This Bass Connections project began in 2016-2017, in collaboration with faculty, graduate students and undergraduates at the IM/UFRRJ. The 2017-2018 project team engaged in a targeted field research experience, including a week of interviews with Ministry of Education officials in Brasília, an extended period spent gaining access to Brazilian national education data sets and another two weeks at the IM, where Duke signed an agreement to facilitate research exchange that included administrative and technical cooperation between the two universities. The Brazilian team organized an “Open University” conference on March 1, 2018, to discuss the importance of the IM for the surrounding community.
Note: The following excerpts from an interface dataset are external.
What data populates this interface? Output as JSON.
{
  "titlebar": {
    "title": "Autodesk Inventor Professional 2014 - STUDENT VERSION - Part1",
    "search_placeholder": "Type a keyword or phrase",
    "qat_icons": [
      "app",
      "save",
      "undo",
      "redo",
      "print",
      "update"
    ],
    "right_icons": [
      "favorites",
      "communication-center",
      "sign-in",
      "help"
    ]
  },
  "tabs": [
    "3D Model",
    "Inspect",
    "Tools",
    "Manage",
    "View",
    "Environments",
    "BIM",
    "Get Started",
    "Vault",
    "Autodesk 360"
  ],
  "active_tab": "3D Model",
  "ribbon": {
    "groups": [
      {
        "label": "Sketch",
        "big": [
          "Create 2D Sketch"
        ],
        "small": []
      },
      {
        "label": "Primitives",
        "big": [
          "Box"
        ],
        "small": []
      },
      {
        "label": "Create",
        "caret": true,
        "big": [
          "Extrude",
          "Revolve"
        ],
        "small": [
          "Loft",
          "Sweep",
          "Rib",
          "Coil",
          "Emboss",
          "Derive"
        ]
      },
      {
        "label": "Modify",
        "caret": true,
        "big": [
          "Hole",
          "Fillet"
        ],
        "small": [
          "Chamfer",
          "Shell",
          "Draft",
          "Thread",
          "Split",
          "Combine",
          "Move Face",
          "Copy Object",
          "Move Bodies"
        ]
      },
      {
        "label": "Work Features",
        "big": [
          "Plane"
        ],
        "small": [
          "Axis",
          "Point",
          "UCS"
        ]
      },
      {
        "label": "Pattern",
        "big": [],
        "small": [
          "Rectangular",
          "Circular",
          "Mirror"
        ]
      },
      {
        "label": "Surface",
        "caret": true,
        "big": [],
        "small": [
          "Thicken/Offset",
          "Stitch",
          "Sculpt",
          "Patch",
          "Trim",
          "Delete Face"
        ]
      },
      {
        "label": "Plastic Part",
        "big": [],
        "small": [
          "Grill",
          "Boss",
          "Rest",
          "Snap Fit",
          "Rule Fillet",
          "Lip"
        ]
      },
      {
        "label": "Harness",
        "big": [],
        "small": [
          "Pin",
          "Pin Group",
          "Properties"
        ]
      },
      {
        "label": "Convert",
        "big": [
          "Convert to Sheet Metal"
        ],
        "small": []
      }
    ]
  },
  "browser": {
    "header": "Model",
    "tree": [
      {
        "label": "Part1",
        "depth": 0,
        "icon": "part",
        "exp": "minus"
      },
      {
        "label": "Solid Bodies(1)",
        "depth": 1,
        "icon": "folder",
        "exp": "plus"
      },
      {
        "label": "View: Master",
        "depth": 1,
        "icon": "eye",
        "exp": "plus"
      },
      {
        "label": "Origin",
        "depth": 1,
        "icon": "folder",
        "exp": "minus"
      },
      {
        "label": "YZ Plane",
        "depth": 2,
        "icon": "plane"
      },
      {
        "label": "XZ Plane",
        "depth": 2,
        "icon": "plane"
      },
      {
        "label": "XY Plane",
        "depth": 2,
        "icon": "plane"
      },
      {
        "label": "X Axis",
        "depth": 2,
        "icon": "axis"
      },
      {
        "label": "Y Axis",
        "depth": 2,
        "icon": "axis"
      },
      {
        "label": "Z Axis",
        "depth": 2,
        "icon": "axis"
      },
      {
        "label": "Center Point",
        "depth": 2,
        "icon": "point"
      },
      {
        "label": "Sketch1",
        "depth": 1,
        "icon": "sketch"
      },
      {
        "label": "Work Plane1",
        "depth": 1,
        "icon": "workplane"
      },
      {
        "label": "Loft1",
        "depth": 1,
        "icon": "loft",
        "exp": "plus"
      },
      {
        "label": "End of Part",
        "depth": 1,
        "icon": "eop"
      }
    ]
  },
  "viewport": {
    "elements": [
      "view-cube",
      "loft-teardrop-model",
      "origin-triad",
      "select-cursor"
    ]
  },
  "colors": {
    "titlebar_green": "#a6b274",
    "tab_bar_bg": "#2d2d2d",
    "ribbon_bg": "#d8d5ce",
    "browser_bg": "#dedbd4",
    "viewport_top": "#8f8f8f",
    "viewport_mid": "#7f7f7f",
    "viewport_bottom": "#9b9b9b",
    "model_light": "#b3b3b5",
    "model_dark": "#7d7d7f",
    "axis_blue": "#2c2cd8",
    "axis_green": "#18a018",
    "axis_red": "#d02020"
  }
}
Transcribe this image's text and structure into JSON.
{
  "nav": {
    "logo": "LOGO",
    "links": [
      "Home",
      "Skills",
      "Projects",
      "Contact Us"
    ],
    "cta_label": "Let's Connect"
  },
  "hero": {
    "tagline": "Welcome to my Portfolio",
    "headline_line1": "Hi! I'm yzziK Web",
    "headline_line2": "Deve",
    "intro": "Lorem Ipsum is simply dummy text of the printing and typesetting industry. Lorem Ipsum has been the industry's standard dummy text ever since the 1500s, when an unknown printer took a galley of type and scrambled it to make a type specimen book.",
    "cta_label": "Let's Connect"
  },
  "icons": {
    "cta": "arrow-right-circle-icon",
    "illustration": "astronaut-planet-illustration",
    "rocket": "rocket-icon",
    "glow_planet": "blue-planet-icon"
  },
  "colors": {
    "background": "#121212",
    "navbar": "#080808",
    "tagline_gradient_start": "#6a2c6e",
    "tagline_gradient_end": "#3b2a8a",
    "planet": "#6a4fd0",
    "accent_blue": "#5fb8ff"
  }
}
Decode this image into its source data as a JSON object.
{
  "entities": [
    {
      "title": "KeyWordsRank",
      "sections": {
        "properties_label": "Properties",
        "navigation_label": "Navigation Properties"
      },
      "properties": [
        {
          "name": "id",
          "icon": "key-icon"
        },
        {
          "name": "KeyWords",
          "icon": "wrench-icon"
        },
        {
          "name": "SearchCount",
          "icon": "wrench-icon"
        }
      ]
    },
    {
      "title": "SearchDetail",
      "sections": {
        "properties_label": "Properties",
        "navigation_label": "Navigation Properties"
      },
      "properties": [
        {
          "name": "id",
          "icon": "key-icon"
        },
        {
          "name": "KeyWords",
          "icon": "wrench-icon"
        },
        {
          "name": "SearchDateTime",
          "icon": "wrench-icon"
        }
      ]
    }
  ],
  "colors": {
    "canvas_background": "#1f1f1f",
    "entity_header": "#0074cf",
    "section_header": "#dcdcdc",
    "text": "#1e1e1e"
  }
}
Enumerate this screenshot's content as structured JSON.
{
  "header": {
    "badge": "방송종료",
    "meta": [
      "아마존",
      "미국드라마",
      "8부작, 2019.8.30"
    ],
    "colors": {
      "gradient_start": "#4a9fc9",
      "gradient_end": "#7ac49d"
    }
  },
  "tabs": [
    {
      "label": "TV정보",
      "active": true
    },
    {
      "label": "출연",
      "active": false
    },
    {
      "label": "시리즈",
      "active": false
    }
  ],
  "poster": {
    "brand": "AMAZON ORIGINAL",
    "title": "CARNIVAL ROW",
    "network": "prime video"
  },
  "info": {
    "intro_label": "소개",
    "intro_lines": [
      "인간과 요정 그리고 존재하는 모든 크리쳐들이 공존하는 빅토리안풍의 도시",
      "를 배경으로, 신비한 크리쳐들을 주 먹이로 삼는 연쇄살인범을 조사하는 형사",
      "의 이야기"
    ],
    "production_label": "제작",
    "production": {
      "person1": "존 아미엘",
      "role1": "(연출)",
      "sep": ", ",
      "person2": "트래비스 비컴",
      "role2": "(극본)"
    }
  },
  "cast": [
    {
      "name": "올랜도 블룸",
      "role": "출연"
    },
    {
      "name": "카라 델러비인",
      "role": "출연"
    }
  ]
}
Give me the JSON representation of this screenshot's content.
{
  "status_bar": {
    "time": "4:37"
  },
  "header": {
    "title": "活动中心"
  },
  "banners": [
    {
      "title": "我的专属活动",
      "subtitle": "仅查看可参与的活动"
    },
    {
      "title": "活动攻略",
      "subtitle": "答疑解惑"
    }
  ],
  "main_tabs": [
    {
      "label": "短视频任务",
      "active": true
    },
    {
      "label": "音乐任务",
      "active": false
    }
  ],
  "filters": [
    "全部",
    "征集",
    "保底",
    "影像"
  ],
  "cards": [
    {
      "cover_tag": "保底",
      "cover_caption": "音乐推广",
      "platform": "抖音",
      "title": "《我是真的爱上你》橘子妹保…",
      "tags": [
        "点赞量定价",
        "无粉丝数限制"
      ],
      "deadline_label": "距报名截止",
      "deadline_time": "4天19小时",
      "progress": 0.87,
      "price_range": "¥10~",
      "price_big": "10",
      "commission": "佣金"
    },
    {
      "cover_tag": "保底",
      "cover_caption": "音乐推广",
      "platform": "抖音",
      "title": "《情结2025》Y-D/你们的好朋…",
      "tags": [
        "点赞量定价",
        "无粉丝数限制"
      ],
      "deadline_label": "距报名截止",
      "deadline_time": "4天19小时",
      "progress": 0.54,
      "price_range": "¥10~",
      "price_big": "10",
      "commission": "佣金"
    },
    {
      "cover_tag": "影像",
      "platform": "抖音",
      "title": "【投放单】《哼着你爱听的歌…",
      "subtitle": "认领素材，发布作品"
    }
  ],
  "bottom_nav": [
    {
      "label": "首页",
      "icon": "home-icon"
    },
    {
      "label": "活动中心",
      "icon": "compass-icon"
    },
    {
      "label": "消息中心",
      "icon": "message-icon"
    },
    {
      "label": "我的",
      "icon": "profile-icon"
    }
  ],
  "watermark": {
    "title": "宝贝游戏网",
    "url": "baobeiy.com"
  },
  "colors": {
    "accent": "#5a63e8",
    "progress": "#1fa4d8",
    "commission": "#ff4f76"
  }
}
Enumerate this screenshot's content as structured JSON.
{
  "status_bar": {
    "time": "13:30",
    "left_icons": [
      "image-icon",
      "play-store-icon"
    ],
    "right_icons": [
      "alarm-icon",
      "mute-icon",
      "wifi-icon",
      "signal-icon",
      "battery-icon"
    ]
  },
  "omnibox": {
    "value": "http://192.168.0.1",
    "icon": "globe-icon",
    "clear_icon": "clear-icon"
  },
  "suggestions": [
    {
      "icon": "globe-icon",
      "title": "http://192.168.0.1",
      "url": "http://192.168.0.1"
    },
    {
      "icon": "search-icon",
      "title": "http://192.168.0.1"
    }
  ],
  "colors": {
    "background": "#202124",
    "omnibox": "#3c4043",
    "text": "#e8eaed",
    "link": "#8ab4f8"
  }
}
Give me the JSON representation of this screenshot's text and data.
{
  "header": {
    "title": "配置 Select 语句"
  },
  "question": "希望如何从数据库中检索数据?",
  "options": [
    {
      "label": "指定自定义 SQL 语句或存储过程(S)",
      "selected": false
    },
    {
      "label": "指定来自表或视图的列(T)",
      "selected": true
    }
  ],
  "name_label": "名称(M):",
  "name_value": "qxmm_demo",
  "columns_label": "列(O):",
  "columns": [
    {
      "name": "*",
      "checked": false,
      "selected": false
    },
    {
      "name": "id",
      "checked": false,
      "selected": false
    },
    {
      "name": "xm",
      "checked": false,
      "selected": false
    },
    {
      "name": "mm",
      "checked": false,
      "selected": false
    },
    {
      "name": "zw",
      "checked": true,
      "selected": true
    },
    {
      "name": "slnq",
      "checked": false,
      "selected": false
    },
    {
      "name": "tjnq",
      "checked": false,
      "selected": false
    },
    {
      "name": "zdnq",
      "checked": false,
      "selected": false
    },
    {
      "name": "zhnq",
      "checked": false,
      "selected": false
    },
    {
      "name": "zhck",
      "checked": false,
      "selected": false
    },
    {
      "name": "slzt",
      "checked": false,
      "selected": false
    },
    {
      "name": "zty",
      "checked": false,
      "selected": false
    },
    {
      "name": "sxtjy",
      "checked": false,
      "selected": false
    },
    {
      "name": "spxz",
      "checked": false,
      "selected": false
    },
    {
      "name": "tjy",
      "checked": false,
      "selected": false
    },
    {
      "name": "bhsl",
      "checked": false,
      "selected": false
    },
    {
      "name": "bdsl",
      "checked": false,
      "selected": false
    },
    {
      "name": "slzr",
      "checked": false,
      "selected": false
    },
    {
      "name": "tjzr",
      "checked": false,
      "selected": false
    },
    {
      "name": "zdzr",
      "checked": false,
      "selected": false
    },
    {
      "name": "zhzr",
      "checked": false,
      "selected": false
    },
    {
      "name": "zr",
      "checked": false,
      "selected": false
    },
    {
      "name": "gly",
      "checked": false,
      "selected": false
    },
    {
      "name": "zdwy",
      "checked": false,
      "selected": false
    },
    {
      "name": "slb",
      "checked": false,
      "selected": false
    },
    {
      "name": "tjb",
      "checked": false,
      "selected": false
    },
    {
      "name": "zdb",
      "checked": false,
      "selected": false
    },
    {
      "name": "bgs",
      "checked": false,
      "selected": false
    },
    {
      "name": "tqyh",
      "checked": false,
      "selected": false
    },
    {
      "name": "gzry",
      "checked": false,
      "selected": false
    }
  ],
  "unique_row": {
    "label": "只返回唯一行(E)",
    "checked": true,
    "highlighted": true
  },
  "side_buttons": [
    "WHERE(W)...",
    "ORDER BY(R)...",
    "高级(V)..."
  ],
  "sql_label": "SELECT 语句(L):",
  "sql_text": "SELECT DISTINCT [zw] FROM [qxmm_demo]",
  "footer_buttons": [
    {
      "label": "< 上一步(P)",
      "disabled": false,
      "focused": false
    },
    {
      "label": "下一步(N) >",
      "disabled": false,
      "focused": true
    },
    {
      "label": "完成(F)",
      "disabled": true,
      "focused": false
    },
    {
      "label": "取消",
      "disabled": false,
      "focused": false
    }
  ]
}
On April 20, 2018, the team organized a Duke-hosted conference on education and social movements in Spring 2018 focusing on comparative perspectives on social mobility and access to higher education in the U.S. and Brazil.
In 2018-2019, under the direction of Professor Marcos Rangel, the project aims to develop rigorous causal estimates of the impacts of higher education policies on beneficiaries’ labor market performance. Using a research design that combines quasi-experimental econometric methods with a unique combination of educational and labor market data, the project team will conduct a scientifically grounded assessment of the impacts of higher education policies in Brazil.
This project has a strong potential to inform ongoing policy discussions over the value and efficacy of a set of large-scale programs that were implemented in order to expand access to higher education and reduce economic inequalities in the labor market. These policies require significant financial investment, though their impacts are poorly understood. Thus, debates about these policies have become highly politicized and are not well grounded. The project’s analysis can provide much-needed clarity to these discussions. Furthermore, the articles that emerge from this project have the potential to influence world debates around education expansion, especially in emerging economies where economic growth is steady but inequalities persist.
The project’s implications extend beyond the specifics of education policy and touch on sensitive issues such as the efficacy and transparency of public subsidy of private initiatives, large-scale state economic and educational intervention, tax relief incentives and direct cash transfer programs.
Because team members will examine multiple education systems worldwide, the project lends itself to scientifically valid cross-country analyses and comparisons. The team will submit grant applications that would enable an exploration of these broader, comparative implications.
Presentations, policy papers, article submitted to peer-reviewed journals, grant applications, undergraduate honors theses